Because we’re all too broke to go to the theater or afford gold-plated rental services, FSR is offering free movies every Monday for the month of September. If this title doesn’t strike your fancy, head to Crackle.com to see what else they have for your viewing pleasure. The selection is great, and even better – the price is right.
American Movie is the kind of documentary that sneaks by most and gets embedded permanently on the memory of the lucky few who watch it. Mark Borchardt is an incredibly compelling person because he’s a lot like you and me. He owns a huge pile of published scripts that creep like vines up his bookcase shelves, he’s struggling to sift through the paper ocean of bills threatening to drown him, and he’s getting a team together to make a horror film called Coven. He’s also not at all like us, because he might possibly be insane. What results is an incredible instant classic that’s a sympathetic version of People of Wal-Mart meets Quentin Tarantino’s Film School.
If you’ve ever tried to make a movie, or if you’re just a huge fan of the artform, you owe it to yourself to check this movie out. You can either read me ramble on about it, or you can go watch it for yourself.
So what happens when a half-Satanist/half-Christian with a mullet tries to make a horror film? A movie probably more compelling than the Dawn of the Dead-style horror film he’s trying to make.
For every production going on in the backyards of America, there are probably few that look like the ones championed by Mark Borchardt – the gangly genius who doesn’t know how to pronounce the word “Coven.” It’s clear from the beginning that he’s troubled by the life around him. He’s obsessed with film, but he is stuck spinning his wheels in a small town, unable to be taken seriously. He’s got child support to pay, he owes everyone money, and he’s overcoming an addiction problem. That depression is juxtaposed by the highly professional nature of all of the pre-production meetings and the technical talk from Borchardt. It’s clear that he knows a lot even though he doesn’t know what he’s doing.

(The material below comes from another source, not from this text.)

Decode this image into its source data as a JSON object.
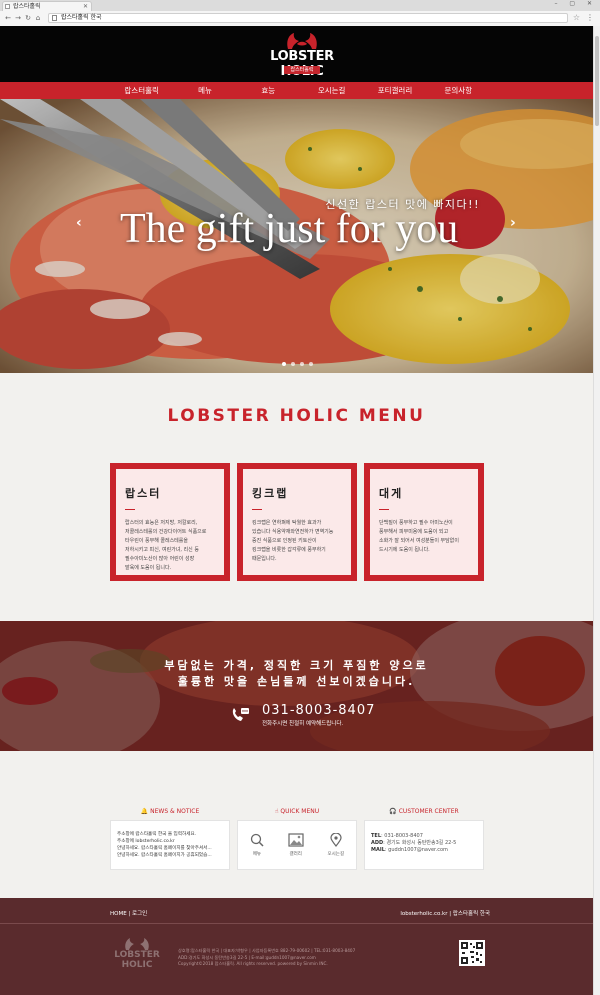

Coming straight out of the mid-90s, it’s still a somber view of American life amidst all the film fascination. It’s a small town portrait of some who only have the scratch off lottery to look forward to and others who have it all truly pulled together. The making of the movie takes a backseat to what’s really a documentary about a handful of people with real problems who become an odd, dysfunctional family.

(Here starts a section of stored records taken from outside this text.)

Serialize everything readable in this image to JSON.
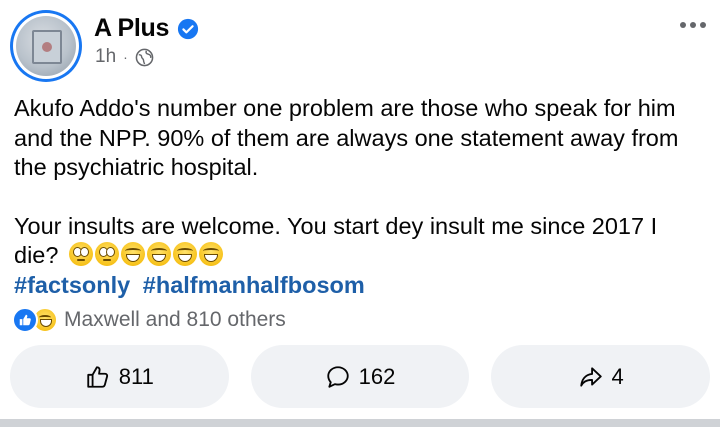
{
  "post": {
    "author": "A Plus",
    "time": "1h",
    "separator": "·",
    "line1": "Akufo Addo's number one problem are those who speak for him",
    "line2": "and the NPP. 90% of them are always one statement away from",
    "line3": "the psychiatric hospital.",
    "line4": "Your insults are welcome. You start dey insult me since 2017 I",
    "line5": "die?",
    "hashtag1": "#factsonly",
    "hashtag2": "#halfmanhalfbosom"
  },
  "reactions": {
    "summary": "Maxwell and 810 others"
  },
  "actions": {
    "like_count": "811",
    "comment_count": "162",
    "share_count": "4"
  },
  "colors": {
    "accent": "#1877f2",
    "hashtag": "#1e5fa8",
    "button_bg": "#f0f2f5",
    "muted": "#65676b"
  },
  "icons": [
    "verified-badge-icon",
    "globe-icon",
    "more-options-icon",
    "like-reaction-icon",
    "haha-reaction-icon",
    "thumbs-up-icon",
    "comment-icon",
    "share-icon"
  ]
}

At points hilarious. At points heart-breaking. At all points an engrossing documentary that will stick with you well beyond the credits.